**What the exercise asks**
Copy every record word for word. The images stay behind.
[[ Given data open ]]
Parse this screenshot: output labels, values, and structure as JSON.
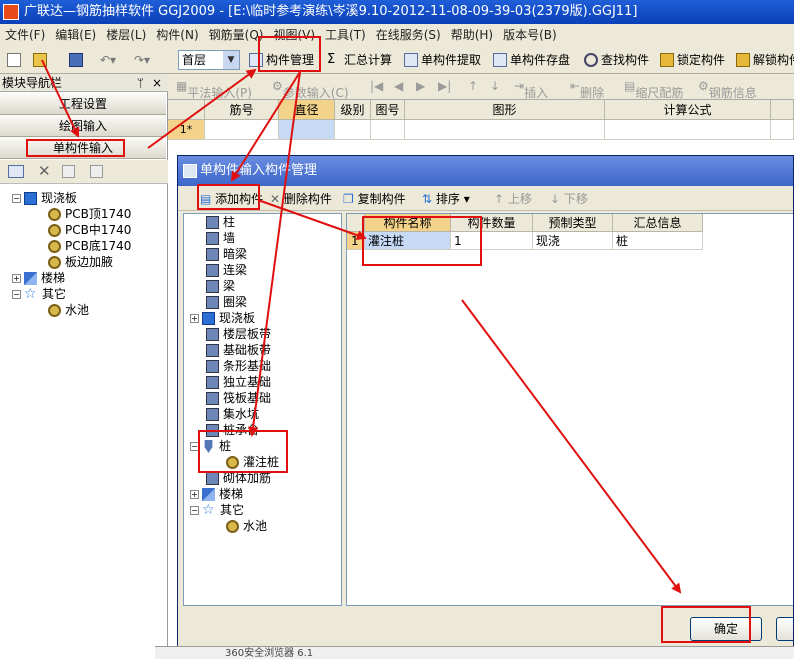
{
  "window": {
    "title": "广联达—钢筋抽样软件 GGJ2009 - [E:\\临时参考演练\\岑溪9.10-2012-11-08-09-39-03(2379版).GGJ11]"
  },
  "menu": [
    "文件(F)",
    "编辑(E)",
    "楼层(L)",
    "构件(N)",
    "钢筋量(Q)",
    "视图(V)",
    "工具(T)",
    "在线服务(S)",
    "帮助(H)",
    "版本号(B)"
  ],
  "toolbar": {
    "floor": "首层",
    "buttons": [
      "构件管理",
      "汇总计算",
      "单构件提取",
      "单构件存盘",
      "查找构件",
      "锁定构件",
      "解锁构件"
    ]
  },
  "nav": {
    "title": "模块导航栏",
    "pin": "ᛘ",
    "close": "×",
    "buttons": [
      "工程设置",
      "绘图输入",
      "单构件输入"
    ],
    "tree": {
      "slab": "现浇板",
      "slab_children": [
        "PCB顶1740",
        "PCB中1740",
        "PCB底1740",
        "板边加腋"
      ],
      "stairs": "楼梯",
      "other": "其它",
      "pool": "水池"
    }
  },
  "editor": {
    "toolbar": [
      "平法输入(P)",
      "参数输入(C)",
      "插入",
      "删除",
      "缩尺配筋",
      "钢筋信息"
    ],
    "columns": [
      "筋号",
      "直径(mm)",
      "级别",
      "图号",
      "图形",
      "计算公式"
    ],
    "row_label": "1*"
  },
  "dialog": {
    "title": "单构件输入构件管理",
    "toolbar": [
      "添加构件",
      "删除构件",
      "复制构件",
      "排序",
      "上移",
      "下移"
    ],
    "tree": [
      "柱",
      "墙",
      "暗梁",
      "连梁",
      "梁",
      "圈梁",
      "现浇板",
      "楼层板带",
      "基础板带",
      "条形基础",
      "独立基础",
      "筏板基础",
      "集水坑",
      "桩承台",
      "桩",
      "灌注桩",
      "砌体加筋",
      "楼梯",
      "其它",
      "水池"
    ],
    "table": {
      "columns": [
        "构件名称",
        "构件数量",
        "预制类型",
        "汇总信息"
      ],
      "rows": [
        {
          "index": "1",
          "name": "灌注桩",
          "count": "1",
          "type": "现浇",
          "summary": "桩"
        }
      ]
    },
    "ok": "确定"
  },
  "taskbar": {
    "text": "360安全浏览器 6.1"
  },
  "colors": {
    "annotation": "#e01010",
    "titlebar": "#0a3fb8",
    "dialog_title": "#3d66c9"
  }
}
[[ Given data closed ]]
**Your response**
Parse this screenshot: output labels, values, and structure as JSON.
{
  "window": {
    "title": "广联达—钢筋抽样软件 GGJ2009 - [E:\\临时参考演练\\岑溪9.10-2012-11-08-09-39-03(2379版).GGJ11]"
  },
  "menu": [
    "文件(F)",
    "编辑(E)",
    "楼层(L)",
    "构件(N)",
    "钢筋量(Q)",
    "视图(V)",
    "工具(T)",
    "在线服务(S)",
    "帮助(H)",
    "版本号(B)"
  ],
  "toolbar": {
    "floor": "首层",
    "buttons": [
      "构件管理",
      "汇总计算",
      "单构件提取",
      "单构件存盘",
      "查找构件",
      "锁定构件",
      "解锁构件"
    ]
  },
  "nav": {
    "title": "模块导航栏",
    "pin": "ᛘ",
    "close": "×",
    "buttons": [
      "工程设置",
      "绘图输入",
      "单构件输入"
    ],
    "tree": {
      "slab": "现浇板",
      "slab_children": [
        "PCB顶1740",
        "PCB中1740",
        "PCB底1740",
        "板边加腋"
      ],
      "stairs": "楼梯",
      "other": "其它",
      "pool": "水池"
    }
  },
  "editor": {
    "toolbar": [
      "平法输入(P)",
      "参数输入(C)",
      "插入",
      "删除",
      "缩尺配筋",
      "钢筋信息"
    ],
    "columns": [
      "筋号",
      "直径(mm)",
      "级别",
      "图号",
      "图形",
      "计算公式"
    ],
    "row_label": "1*"
  },
  "dialog": {
    "title": "单构件输入构件管理",
    "toolbar": [
      "添加构件",
      "删除构件",
      "复制构件",
      "排序",
      "上移",
      "下移"
    ],
    "tree": [
      "柱",
      "墙",
      "暗梁",
      "连梁",
      "梁",
      "圈梁",
      "现浇板",
      "楼层板带",
      "基础板带",
      "条形基础",
      "独立基础",
      "筏板基础",
      "集水坑",
      "桩承台",
      "桩",
      "灌注桩",
      "砌体加筋",
      "楼梯",
      "其它",
      "水池"
    ],
    "table": {
      "columns": [
        "构件名称",
        "构件数量",
        "预制类型",
        "汇总信息"
      ],
      "rows": [
        {
          "index": "1",
          "name": "灌注桩",
          "count": "1",
          "type": "现浇",
          "summary": "桩"
        }
      ]
    },
    "ok": "确定"
  },
  "taskbar": {
    "text": "360安全浏览器 6.1"
  },
  "colors": {
    "annotation": "#e01010",
    "titlebar": "#0a3fb8",
    "dialog_title": "#3d66c9"
  }
}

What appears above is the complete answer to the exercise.